= What the task asks =
Extract each line holding the word "screenshot" from the entries.

(Listed records begins)

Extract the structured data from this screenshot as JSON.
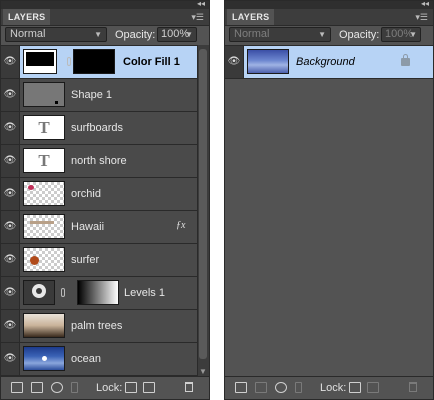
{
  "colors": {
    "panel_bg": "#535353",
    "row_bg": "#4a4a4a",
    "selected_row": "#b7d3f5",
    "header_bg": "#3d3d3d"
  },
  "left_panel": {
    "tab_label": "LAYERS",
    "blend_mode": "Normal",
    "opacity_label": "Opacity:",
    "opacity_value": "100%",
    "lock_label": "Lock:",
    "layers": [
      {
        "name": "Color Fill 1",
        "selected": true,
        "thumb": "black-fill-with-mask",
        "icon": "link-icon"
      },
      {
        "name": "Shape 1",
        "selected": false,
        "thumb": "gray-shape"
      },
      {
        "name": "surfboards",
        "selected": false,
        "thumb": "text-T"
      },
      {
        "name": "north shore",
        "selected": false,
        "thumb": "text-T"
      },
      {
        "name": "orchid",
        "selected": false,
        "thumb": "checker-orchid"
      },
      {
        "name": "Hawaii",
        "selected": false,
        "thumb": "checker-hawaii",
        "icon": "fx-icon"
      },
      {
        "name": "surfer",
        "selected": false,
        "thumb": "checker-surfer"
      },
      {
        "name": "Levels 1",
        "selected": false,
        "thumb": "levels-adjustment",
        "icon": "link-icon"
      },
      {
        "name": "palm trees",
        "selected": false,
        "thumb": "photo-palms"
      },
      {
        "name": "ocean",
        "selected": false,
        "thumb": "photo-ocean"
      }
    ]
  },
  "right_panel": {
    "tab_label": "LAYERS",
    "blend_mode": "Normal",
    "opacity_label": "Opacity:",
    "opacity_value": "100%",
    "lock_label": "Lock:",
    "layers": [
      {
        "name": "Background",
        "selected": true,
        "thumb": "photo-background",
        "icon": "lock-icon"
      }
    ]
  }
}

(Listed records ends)
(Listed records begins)

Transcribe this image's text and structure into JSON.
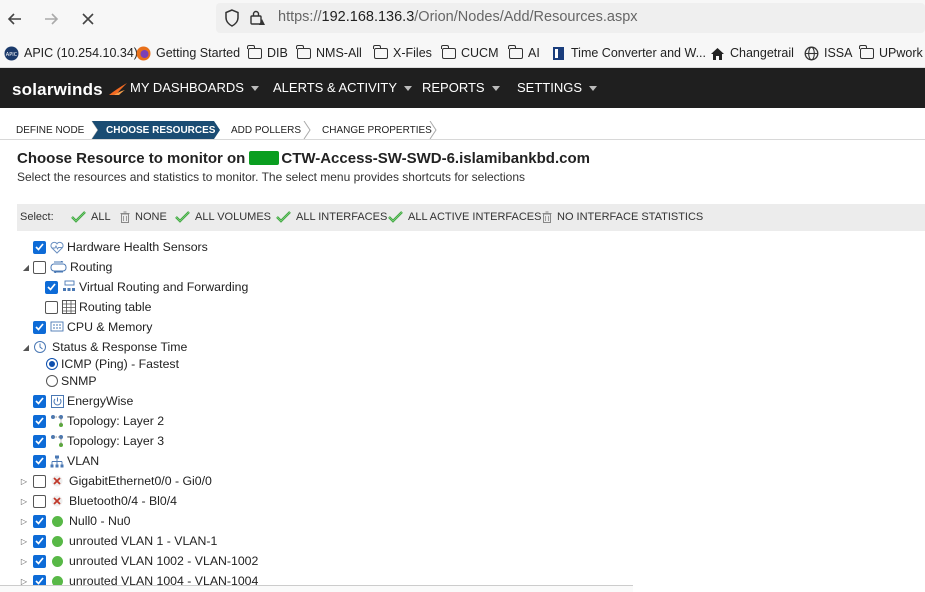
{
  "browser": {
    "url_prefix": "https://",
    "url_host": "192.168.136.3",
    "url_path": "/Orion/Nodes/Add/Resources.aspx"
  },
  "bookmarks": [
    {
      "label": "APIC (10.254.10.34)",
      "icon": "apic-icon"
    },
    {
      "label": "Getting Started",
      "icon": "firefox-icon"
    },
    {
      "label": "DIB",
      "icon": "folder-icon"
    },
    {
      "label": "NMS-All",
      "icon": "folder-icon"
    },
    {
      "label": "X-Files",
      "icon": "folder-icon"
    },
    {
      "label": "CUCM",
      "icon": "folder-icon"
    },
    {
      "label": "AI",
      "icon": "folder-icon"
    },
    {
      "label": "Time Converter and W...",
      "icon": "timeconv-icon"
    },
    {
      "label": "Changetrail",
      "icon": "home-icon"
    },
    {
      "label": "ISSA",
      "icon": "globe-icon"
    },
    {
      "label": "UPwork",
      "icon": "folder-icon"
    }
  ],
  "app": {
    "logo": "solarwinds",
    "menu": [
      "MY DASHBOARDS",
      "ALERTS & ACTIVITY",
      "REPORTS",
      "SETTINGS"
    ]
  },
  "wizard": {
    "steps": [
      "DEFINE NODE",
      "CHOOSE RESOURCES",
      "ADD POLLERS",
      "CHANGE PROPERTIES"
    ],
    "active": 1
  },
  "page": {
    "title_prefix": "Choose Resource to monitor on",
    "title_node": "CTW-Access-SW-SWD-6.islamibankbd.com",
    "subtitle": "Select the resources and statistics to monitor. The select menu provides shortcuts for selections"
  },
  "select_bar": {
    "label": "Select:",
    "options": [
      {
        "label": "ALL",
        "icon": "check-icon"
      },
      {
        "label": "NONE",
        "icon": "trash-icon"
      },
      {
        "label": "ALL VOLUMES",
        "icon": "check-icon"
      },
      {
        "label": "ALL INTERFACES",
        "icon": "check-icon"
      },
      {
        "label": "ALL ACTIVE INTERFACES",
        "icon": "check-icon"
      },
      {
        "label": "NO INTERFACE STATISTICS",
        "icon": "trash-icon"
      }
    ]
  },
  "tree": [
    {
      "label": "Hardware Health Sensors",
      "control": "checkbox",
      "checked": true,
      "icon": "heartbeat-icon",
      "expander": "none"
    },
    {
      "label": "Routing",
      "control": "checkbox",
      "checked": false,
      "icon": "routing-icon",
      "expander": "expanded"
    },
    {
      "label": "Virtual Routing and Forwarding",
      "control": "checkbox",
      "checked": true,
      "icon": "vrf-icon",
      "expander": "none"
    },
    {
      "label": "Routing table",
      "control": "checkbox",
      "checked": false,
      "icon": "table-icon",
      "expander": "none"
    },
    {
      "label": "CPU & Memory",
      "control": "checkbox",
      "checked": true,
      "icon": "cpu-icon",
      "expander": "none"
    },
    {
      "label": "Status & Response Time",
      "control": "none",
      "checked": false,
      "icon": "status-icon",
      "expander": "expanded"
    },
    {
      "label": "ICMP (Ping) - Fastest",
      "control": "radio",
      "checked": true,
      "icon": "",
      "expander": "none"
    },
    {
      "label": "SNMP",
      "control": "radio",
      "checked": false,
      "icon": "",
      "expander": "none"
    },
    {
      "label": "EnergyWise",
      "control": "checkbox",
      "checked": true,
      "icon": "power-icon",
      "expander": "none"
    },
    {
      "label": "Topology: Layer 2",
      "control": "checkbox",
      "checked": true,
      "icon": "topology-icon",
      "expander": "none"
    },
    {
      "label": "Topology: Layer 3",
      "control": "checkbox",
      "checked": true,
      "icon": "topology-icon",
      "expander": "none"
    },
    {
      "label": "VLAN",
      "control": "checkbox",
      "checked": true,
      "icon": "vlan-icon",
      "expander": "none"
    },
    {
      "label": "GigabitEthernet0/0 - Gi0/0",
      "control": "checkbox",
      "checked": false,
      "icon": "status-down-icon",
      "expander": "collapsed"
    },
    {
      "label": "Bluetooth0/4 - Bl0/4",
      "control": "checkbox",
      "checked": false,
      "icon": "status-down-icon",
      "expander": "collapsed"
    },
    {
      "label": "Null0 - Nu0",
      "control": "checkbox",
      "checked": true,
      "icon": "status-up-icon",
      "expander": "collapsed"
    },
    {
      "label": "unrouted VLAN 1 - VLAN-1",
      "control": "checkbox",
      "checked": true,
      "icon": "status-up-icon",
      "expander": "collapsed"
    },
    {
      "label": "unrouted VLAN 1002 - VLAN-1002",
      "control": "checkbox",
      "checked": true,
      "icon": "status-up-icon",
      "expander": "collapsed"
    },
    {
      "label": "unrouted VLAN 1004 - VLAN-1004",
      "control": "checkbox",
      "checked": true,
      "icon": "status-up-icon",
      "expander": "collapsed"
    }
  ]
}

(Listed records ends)
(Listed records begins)

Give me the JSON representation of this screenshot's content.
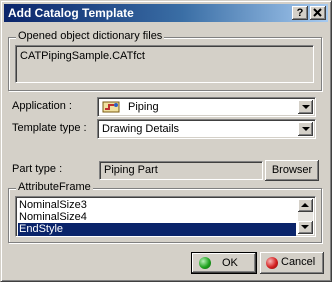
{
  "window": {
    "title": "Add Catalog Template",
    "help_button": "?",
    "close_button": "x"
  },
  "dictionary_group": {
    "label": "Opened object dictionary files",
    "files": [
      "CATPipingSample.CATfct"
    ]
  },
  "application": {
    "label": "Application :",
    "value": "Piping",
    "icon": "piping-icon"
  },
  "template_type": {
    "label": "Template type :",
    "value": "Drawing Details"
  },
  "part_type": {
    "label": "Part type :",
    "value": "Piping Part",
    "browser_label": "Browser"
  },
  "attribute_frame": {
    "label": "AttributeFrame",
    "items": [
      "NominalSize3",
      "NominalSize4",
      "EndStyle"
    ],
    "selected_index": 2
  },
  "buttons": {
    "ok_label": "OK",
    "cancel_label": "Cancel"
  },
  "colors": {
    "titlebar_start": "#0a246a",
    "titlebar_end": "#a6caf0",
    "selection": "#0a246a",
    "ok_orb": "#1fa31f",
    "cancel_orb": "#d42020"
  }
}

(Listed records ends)

= The answer =
Extract the structured data from this screenshot as JSON.
Give me the JSON representation of this screenshot's content.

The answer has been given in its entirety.